When faced with the task of deciding which Grimes song would make it into 5 Best thing week, we were torn. So torn, in fact, that I basically wrote a graf about both “California” and “Kill V Maim.” Here’s the thing: Art Angels absolutely fucking slays for so many reasons, but most of all because it’s a concise, consistent vision. It’s Claire Boucher’s dream fully actualized, and there isn’t a single song on it that sounds “kind of like” another. If “Flesh without Blood” is the album’s thesis, then “Kill V Maim” is the execution of Grimes’ introductory “I don’t care anymore” assertion. (She also mentioned today in a Q&A that it was the most difficult song on the album to produce). “Kill V Maim” makes me feel like I’m wasting a bad guy (or maybe I am the bad guy?) in a dark alley before cutting the line at a club around the corner, and it’s the song on the album that makes me hands-down believe in this alternate universe commanded by a slight, 27-year-old woman who pointedly refused to let anyone, especially a man, meddle with her reign.
“Kill V Maim” is an outpouring of sneering aggression, and while it’s immaculately produced, “California” is the most quotable song off of Art Angels.
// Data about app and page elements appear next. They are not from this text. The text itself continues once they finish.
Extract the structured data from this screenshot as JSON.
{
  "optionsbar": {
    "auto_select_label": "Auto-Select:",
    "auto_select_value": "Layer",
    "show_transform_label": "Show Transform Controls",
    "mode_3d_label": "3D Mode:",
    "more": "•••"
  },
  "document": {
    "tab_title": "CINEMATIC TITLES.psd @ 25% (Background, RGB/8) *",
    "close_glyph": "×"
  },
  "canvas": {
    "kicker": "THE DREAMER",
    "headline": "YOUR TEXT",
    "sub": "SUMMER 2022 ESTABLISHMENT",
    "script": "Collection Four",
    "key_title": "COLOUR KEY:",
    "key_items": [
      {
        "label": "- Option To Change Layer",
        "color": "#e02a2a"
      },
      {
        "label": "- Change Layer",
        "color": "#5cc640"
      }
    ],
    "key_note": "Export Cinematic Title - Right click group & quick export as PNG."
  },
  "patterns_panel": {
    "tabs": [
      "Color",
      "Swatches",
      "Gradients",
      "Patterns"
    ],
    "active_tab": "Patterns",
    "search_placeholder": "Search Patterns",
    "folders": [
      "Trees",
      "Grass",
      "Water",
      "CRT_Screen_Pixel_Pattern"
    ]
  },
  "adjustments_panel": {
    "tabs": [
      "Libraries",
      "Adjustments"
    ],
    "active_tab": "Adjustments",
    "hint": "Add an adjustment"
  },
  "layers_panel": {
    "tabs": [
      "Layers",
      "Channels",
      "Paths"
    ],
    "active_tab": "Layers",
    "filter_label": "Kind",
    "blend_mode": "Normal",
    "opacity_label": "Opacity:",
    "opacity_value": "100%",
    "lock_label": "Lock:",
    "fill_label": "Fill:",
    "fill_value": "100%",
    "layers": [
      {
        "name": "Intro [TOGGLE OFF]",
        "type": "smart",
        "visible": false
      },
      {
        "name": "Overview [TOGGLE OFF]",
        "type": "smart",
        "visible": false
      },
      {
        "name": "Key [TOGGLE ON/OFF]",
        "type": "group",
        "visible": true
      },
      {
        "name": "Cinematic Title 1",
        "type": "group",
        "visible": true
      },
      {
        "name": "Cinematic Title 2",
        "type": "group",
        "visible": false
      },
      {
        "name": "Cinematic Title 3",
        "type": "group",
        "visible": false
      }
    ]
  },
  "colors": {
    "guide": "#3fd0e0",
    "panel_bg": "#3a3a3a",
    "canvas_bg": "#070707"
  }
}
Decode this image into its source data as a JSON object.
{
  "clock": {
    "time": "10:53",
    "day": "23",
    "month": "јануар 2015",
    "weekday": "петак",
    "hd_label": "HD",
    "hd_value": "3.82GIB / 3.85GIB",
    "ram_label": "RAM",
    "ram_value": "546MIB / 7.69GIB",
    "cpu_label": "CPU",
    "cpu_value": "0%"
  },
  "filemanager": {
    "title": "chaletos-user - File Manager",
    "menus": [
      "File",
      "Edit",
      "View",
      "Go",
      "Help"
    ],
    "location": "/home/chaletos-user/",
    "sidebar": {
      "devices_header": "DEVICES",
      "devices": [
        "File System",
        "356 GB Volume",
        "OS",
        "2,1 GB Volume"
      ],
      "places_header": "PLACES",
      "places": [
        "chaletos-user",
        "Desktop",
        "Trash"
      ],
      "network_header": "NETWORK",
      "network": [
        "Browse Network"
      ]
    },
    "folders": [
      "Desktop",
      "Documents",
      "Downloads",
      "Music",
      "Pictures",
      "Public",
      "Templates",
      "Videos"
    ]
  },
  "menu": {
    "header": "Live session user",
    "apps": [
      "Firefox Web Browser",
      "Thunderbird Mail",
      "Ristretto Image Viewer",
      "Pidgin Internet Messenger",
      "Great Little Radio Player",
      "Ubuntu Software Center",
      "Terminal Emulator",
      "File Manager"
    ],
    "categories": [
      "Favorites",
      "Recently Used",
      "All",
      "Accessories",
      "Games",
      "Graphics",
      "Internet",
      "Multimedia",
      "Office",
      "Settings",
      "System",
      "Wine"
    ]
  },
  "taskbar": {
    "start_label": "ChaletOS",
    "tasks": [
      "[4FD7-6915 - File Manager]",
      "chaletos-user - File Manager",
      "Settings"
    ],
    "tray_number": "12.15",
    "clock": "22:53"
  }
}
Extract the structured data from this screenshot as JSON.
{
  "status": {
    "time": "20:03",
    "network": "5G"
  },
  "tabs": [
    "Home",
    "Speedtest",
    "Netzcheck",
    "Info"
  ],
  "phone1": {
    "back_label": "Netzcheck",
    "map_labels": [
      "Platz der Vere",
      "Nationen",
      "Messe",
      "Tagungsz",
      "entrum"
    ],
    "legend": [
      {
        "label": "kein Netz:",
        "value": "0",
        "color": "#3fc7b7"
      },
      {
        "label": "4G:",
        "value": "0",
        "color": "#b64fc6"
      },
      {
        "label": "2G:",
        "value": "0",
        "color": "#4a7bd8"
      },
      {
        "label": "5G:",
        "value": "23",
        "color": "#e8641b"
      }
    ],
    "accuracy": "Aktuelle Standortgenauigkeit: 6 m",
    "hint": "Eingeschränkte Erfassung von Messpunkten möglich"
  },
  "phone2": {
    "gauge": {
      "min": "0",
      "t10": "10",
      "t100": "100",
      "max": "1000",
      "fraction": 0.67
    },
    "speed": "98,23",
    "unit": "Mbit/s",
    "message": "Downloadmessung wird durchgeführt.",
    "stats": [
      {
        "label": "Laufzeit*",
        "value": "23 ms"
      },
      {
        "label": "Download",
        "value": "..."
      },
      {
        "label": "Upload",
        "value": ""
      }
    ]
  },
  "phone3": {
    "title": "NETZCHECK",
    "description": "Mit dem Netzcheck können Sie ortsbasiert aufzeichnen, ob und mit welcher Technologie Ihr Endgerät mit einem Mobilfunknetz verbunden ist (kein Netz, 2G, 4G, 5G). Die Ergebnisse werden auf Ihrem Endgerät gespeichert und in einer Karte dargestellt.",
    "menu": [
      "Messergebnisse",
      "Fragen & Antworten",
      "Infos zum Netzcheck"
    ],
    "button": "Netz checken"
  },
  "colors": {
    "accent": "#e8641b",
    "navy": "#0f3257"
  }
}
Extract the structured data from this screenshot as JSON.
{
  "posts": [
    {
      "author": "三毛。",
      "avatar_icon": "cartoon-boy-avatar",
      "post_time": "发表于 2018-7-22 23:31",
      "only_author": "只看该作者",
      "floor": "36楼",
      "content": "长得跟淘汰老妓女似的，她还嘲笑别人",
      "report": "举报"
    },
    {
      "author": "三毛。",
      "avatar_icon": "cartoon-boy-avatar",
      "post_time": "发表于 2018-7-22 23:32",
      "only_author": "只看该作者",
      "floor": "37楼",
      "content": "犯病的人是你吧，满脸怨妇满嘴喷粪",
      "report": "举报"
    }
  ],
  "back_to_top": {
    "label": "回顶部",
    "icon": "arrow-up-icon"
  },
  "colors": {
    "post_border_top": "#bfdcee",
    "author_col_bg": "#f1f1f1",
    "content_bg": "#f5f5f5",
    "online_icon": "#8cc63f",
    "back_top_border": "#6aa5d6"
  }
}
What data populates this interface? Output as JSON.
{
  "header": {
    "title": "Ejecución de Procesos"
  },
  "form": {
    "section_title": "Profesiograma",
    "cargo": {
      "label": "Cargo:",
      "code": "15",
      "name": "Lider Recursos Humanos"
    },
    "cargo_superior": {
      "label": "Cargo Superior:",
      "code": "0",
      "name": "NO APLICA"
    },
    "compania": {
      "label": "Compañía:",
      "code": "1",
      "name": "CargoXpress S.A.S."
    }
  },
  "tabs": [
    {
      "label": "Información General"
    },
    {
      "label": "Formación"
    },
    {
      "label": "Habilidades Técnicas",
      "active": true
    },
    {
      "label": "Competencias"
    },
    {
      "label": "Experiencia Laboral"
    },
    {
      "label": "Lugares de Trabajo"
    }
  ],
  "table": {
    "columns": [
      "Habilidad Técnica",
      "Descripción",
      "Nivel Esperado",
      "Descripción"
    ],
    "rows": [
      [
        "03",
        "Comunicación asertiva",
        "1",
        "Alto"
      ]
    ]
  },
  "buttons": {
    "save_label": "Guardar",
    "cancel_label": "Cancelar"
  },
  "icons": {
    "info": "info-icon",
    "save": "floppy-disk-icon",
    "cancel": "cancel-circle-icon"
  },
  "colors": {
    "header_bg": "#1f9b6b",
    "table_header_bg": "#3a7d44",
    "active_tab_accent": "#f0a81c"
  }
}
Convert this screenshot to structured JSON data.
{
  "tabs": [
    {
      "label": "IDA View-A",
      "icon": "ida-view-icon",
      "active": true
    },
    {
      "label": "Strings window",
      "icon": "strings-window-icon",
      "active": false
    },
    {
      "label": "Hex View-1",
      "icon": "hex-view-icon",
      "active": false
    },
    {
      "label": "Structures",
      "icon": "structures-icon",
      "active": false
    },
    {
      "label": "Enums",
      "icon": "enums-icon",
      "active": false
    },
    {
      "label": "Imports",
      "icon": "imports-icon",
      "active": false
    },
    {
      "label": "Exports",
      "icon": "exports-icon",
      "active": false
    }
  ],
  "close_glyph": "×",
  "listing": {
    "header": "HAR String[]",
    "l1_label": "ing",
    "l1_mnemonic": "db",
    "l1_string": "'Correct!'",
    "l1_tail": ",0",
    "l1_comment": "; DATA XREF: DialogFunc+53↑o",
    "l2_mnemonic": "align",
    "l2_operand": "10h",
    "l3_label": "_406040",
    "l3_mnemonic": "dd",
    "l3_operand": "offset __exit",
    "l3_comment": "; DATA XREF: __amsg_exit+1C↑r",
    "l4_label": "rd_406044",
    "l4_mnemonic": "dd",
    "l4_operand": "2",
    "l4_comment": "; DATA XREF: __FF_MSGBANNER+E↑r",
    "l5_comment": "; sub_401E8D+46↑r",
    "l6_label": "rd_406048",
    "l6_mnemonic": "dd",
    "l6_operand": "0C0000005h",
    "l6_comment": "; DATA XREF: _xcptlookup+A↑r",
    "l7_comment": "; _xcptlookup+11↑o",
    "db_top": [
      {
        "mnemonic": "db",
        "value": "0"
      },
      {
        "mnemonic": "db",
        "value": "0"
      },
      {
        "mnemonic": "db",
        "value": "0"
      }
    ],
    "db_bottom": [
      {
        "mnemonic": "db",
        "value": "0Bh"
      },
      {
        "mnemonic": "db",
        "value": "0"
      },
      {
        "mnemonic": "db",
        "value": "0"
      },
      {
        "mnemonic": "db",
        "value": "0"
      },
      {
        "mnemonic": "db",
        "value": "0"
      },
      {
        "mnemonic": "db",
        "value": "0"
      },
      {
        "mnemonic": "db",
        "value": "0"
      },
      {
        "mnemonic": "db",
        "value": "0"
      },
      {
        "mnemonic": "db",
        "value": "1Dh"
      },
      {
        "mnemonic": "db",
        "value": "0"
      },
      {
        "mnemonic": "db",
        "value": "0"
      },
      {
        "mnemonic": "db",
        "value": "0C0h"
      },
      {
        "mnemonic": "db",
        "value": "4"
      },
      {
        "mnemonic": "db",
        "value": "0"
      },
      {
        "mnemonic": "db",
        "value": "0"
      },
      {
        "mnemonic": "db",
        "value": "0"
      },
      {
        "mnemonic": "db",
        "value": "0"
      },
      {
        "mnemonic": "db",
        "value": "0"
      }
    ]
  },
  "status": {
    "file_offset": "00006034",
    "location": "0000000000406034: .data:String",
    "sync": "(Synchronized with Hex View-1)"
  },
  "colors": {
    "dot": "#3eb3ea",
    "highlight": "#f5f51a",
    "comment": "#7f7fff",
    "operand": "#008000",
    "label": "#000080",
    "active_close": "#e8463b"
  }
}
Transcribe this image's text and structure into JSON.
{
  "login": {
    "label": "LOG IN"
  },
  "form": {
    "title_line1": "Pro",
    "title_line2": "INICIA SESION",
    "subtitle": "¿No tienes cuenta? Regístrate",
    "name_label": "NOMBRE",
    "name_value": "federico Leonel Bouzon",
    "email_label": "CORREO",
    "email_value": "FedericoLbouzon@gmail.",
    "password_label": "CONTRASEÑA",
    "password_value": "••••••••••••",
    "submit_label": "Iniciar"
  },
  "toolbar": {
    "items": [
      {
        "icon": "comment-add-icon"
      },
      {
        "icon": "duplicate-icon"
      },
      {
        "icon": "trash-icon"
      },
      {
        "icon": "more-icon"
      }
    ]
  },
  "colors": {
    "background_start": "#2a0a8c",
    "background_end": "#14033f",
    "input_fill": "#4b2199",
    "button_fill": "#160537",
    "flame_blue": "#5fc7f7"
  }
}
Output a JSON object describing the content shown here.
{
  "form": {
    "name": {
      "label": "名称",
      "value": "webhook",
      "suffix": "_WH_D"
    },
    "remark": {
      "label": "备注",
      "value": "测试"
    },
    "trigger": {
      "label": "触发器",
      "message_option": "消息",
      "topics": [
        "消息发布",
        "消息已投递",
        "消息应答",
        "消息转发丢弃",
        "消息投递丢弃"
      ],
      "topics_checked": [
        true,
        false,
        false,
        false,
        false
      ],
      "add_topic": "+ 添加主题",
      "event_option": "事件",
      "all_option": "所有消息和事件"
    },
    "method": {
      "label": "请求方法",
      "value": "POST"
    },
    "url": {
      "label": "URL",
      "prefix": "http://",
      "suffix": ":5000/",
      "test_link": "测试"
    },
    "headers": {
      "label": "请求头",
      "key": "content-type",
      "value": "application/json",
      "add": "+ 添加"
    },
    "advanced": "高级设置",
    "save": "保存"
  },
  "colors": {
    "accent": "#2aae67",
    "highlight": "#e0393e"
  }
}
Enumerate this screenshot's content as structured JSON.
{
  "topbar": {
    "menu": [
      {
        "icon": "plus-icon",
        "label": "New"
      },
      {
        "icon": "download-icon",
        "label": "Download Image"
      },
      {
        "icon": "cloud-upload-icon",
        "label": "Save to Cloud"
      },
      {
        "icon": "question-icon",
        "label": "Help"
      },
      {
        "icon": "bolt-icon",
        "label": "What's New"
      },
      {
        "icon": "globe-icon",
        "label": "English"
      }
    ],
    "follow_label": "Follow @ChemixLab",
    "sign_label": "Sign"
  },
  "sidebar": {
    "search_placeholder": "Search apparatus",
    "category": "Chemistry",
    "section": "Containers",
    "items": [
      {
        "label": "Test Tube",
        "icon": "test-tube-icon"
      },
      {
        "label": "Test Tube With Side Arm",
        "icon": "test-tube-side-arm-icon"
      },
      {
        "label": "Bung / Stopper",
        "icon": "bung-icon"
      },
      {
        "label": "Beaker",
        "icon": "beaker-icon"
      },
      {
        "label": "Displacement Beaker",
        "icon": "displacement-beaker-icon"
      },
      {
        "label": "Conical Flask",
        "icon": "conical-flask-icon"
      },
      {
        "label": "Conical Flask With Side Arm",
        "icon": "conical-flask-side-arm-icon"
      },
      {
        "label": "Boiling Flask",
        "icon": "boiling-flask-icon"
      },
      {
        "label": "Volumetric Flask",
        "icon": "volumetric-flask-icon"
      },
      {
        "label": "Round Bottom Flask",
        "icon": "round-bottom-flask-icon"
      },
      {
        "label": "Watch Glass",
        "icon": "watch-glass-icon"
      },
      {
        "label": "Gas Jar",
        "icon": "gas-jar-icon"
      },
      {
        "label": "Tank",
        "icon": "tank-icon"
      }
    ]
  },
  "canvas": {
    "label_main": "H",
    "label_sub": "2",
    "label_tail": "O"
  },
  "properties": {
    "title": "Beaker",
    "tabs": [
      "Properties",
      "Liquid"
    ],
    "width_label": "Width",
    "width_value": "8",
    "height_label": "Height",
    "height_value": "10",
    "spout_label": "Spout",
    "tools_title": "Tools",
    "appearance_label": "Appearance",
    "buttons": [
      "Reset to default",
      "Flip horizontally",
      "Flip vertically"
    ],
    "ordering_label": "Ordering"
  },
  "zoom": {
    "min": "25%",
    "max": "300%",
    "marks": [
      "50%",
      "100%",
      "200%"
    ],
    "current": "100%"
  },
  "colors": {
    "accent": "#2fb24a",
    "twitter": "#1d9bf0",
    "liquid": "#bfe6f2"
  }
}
It’s a hard one to write about, since Grimes already asserted that it’s a diss track about the dark side of music journalism, but subtext aside, the beauty of Art Angels’ universe is that it is one so many of us can subscribe to. This is a place where Al Pacino is a gender-bending vampire and angels mourn the destruction of the ozone. “California” is a towering pop song; it swallows up heartbreak and spits it back out in the form of a glimmering gut-punch, and it’s the song off of Art Angels that we’re most likely going to hear on the radio (if we hear any at all). “California” has already been lauded as Grimes’ Top 40 country single, a designation that it wholeheartedly deserves, but below the “oh lords,” handclaps, boot-stomps, and “Pon De Replay” sample is a sonic landscape that’s entirely her own — a cash register “ding,” running water, the in-and-out static of an old TV set. From Manifest Destiny to the Gold Rush to Joan Didion to Lana Del Rey, California is the Neverland of our collective imagination, a place that people escape to in order to live out their life on the beach while smoking some legal weed. It’s where kids go to retire, but if you happened to grow up in California (as I did), then it’s just a place where people live and die like they do in any other state. Transplants eventually figure that out. Though Grimes has lived in LA, this isn’t necessarily a song directed at the actual place. It’s just a recurring trope in pop culture re-appropriated to talk about the two-faced nature of people and places, the way we let ourselves get fooled by the sunshiny stuff of life only to have it drag us under when we think we have it made. “And when the ocean rises up above the ground,” she sings, echoed by a surrounding posse of little Grimes, whose voices loop off into infinity, “baby I’ll drown.” –Gabriela